Kekeno, Antipodean fur seal, Australasian fur seal, Black fur seal, South Australian fur seal, Southern fur seal, Long-nosed fur seal
The Māori name for the fur seal is “kekeno”, which means “look-arounds”. This behavior is easily recognized from observing a seal colony. Kekeno had very good reason to look around, as by the close of the 19th century hunters and sealer had almost driven them to extinction. These seals are commonest seals in New Zealand and their numbers are growing. They are excellent swimmers, and pups, once weaned, will sometimes cover great distances. A pup tagged on the west coast of the South Island was recorded in Australia. When on land they will sometimes become disoriented, being found in unusual locations such as streets, back yards, and drains.

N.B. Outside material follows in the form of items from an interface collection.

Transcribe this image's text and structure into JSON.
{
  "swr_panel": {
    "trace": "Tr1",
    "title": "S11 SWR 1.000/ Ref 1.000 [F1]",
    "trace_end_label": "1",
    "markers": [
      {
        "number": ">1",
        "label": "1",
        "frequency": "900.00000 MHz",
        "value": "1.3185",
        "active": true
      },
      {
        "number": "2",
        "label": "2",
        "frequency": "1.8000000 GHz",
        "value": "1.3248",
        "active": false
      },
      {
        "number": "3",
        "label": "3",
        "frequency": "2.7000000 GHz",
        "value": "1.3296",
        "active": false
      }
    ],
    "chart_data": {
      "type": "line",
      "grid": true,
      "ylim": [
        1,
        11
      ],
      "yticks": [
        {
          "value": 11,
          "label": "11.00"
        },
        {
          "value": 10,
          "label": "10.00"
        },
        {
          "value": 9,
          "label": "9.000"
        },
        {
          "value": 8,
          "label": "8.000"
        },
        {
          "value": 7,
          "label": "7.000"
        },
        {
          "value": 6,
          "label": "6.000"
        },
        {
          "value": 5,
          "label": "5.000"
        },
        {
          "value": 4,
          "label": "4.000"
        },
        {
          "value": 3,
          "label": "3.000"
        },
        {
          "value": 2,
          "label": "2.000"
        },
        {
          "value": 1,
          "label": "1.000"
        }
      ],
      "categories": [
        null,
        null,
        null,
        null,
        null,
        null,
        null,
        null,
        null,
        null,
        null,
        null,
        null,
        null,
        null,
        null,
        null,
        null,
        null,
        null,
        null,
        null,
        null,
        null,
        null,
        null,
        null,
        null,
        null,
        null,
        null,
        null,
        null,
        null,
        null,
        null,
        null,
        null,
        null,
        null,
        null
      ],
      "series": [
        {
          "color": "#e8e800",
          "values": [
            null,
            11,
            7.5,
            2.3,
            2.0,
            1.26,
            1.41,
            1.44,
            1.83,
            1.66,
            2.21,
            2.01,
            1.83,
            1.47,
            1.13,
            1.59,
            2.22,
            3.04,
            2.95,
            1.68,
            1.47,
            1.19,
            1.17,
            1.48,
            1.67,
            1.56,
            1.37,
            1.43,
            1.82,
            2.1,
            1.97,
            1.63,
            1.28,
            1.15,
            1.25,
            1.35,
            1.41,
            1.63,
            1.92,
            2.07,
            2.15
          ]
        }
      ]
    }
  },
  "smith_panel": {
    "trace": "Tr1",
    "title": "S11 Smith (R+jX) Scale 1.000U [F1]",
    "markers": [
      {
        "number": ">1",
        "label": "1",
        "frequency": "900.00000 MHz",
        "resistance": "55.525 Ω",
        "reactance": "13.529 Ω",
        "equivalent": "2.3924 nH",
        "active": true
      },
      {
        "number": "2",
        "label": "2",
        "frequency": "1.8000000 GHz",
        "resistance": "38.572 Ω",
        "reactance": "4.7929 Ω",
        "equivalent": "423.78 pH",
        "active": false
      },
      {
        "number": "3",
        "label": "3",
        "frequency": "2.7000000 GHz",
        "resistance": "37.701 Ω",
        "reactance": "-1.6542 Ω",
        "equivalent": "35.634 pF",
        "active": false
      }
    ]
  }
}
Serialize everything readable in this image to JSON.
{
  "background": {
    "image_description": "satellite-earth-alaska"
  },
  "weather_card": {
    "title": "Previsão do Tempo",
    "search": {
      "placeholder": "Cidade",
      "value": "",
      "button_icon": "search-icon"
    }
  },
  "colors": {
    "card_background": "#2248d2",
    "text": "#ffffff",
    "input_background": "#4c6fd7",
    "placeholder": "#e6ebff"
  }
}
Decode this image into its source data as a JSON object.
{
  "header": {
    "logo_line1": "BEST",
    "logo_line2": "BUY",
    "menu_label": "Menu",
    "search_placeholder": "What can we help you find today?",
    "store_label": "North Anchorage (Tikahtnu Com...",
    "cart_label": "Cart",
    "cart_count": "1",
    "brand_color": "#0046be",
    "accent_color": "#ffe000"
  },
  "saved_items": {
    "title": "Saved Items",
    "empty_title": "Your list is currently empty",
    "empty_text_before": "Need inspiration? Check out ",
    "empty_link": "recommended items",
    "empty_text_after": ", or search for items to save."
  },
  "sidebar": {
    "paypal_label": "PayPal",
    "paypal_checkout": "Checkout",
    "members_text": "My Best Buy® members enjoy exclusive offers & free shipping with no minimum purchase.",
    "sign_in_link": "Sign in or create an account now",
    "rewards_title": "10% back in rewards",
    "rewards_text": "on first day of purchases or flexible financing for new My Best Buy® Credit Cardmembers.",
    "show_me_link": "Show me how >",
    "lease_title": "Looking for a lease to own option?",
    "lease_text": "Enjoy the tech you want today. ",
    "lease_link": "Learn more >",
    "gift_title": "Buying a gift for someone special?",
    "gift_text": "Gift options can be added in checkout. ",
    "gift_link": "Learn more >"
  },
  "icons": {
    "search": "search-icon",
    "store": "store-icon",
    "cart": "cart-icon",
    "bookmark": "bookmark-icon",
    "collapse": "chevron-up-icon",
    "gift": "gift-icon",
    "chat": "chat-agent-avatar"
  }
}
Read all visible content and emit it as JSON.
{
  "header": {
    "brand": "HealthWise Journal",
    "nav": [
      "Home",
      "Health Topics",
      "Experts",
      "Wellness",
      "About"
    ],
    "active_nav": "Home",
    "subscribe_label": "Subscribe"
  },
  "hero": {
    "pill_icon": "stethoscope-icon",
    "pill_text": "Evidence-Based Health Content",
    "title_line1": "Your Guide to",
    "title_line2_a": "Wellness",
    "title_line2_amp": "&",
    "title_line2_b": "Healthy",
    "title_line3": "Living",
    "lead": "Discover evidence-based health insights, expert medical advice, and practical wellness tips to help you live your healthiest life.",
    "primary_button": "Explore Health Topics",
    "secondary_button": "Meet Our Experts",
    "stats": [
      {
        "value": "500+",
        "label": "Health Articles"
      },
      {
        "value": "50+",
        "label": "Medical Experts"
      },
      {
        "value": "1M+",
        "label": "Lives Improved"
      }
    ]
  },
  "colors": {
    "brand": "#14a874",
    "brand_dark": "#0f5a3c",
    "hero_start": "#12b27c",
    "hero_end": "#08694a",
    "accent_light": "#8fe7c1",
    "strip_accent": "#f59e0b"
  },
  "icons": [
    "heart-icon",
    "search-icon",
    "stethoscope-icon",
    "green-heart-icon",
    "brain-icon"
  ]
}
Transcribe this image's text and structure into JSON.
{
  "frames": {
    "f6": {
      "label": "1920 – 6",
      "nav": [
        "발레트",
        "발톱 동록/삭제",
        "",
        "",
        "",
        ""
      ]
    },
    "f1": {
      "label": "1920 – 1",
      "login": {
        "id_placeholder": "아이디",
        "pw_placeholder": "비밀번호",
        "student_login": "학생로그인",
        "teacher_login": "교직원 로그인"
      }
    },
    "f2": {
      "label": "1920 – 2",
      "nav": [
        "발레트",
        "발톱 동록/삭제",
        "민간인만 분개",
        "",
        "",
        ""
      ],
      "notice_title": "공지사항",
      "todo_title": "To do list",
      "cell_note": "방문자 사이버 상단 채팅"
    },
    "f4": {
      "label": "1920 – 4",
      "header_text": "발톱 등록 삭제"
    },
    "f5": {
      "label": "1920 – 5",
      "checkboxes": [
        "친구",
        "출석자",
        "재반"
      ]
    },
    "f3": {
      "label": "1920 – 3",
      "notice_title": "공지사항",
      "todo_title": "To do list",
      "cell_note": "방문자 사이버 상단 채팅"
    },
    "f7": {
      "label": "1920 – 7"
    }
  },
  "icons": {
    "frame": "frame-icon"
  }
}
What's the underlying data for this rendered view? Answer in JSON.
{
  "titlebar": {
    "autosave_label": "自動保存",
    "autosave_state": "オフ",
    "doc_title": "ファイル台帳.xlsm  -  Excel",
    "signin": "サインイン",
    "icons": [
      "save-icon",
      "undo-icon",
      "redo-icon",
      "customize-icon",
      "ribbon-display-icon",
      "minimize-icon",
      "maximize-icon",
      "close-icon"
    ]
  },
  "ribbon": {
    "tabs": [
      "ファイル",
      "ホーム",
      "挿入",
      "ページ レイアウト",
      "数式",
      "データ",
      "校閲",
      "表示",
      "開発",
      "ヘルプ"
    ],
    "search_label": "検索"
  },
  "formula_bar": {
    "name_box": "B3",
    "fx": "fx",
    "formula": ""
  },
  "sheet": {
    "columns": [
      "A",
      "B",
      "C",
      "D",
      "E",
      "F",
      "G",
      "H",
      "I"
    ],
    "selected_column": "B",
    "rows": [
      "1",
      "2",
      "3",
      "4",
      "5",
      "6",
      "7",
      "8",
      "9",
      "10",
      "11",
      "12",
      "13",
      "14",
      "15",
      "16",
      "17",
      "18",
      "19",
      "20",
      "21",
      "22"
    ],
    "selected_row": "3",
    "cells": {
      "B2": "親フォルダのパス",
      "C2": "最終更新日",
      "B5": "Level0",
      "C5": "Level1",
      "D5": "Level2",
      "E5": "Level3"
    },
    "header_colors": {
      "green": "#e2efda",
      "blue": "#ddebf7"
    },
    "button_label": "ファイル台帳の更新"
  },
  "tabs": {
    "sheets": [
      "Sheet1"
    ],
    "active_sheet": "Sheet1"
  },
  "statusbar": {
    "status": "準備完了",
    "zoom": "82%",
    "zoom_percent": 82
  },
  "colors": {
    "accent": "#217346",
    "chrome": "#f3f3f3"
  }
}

The New Zealand fur seal has two geographically isolated populations: the first around New Zealand and the second along Australia’s south coast. In New Zealand they are concentrated in the area of the South Island, where large breeding colonies are on the southern and western coasts, and this country’s sub-Antarctic islands. There are no breeding colonies in the North Island, but these seals do occur on the Three Kings Islands in the north, off the northernmost tip of New Zealand. In Australia they are found in coastal waters and the offshore islands of South and Western Australia. This species tends to stay near to land and is generally found on rocky shores, and readily goes into areas of coastal vegetation which are behind the shoreline. It seems to prefer the continental shelf and slope when at sea.
New Zealand fur seals spend much time on rocky shores, at haul-out sites. Every year these sociable creatures return to the same place during the breeding season. These sites can get noisy. Individuals make calls for a range of reasons. Males use vocalizations during their threat displays, and pups and females often vocalize when seeking each other after the mother has been on a foraging trip. Apart from the breeding season, males will practice comfort behaviors like grooming, scratching and rubbing for a long period of time. During cold days, fur seals sleep on land, tucking their flippers under them and slightly curling up their bodies to retain heat. When it is warmer they will lie with their bodies and fins extended for the purpose of maximum heat loss. Their frequency of movement during the mid-summer slows down, when they seek out shade and pools of water, or they take dips in the sea.
New Zealand fur seals are carnivores (piscivores and molluscivore). These animals are opportunistic foragers, preying on several different cephalopods and fish, as well as birds, such as shearwaters and penguins.
New Zealand fur seals exhibit a polygynous system, where males defend their territory with a harem between 5 and 8 females. Being island-hoppers, male fur seals choose an island as their breeding site. On arrival at an island, males compete with one another to establish a territory two weeks before the pregnant females come ashore. Late October is the start of the breeding season, and it runs until early February. Cows generally mate once each year and bear a single pup, following gestation of nine months. Delayed implantation occurs for 2 to 4 months after fertilization. This allows a female to give birth and mate during the same breeding season. The newborn pups are precocial, able to start suckling within an hour. They are weaned when 9 to 10 months old. They reach maturity at about 4 to 5 years old, but males do not become territorial until the age of 8 to 10 years when their body size is the same as other males.
Today most of the threats to New Zealand fur seals are due to human activities. They drown as by-catch during long-line and trawling fishing operations within New Zealand. Further threats include entanglement in marine debris and being harassed by people.
According to the IUCN Red List, the total New Zealand fur seal population size across New Zealand and Australia is about 200,000 individuals, including 100,000 reproductively mature individuals. Currently this species is classified as Least Concern (LC) and its numbers are increasing.
New Zealand fur seals may have influence on the fish population due to their diet. They are also important as prey for their natural predators (sharks, orcas, leopard seals).